“Because of this, companies lost interest,” noted Dr Parekh. “But I think now is the right time to coordinate with the FDA to do new trials” that look at checkpoint inhibitors in patients with multiple myeloma who have tumors that express these neoantigens. “The concept is now supported and we’d be happy to be part of a study that looked into it,” he said.

Disclosure: Some of the authors of the study of interest disclosed financial relationships with medical device and/or pharmaceutical companies. For a full list of disclosures, please refer to the original study.


  1. Perumal D, Imai N, Laganà A, et al. Mutation-derived neoantigen-specific T-cell responses in multiple myeloma.
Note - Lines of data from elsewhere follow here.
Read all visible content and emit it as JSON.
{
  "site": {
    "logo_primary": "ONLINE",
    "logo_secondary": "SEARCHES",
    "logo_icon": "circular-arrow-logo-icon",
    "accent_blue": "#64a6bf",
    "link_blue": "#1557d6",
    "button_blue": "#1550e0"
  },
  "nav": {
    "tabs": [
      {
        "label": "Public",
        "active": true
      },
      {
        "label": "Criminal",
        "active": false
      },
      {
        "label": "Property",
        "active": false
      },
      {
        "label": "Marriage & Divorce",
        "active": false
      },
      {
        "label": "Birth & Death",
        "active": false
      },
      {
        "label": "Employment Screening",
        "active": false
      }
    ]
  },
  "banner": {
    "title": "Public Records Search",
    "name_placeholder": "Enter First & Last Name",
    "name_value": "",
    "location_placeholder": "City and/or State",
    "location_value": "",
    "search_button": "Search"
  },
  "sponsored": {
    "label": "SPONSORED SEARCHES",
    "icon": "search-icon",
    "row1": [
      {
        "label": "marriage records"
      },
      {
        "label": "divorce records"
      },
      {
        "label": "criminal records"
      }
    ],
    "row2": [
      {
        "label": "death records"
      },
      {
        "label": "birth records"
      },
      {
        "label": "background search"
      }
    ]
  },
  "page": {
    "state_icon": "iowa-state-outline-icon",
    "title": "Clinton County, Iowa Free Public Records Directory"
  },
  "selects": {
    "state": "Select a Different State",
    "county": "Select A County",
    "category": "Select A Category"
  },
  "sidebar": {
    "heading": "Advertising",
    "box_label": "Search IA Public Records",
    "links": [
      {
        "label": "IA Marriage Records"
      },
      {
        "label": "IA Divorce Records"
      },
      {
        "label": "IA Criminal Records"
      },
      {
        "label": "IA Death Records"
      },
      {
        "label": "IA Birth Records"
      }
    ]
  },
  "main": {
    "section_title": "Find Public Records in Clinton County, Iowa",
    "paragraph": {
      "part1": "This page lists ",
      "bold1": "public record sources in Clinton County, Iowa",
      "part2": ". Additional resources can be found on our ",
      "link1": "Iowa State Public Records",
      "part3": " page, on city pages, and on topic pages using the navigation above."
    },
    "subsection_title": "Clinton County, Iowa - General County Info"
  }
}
Clin Cancer Res. 2020;26(2):450-464.
  2. Mateos MV, Blacklock H, Schjesvold F, et al. Pembrolizumab plus pomalidomide and dexamethasone for patients with relapsed or refractory multiple myeloma (KEYNOTE-183): a randomized, open-label, phase 3 trial. Lancet Haematol. 2019;6(9):e459-e469.
  3. Usmani SZ, Schjesvold F, Oriol A, et al. Pembrolizumab plus lenalidomide and dexamethasone for patients with treatment-naive multiple myeloma (KEYNOTE-185): a randomized, open-label, phase 3 trialLancet Haematol. 2019;6(9):e448-e458.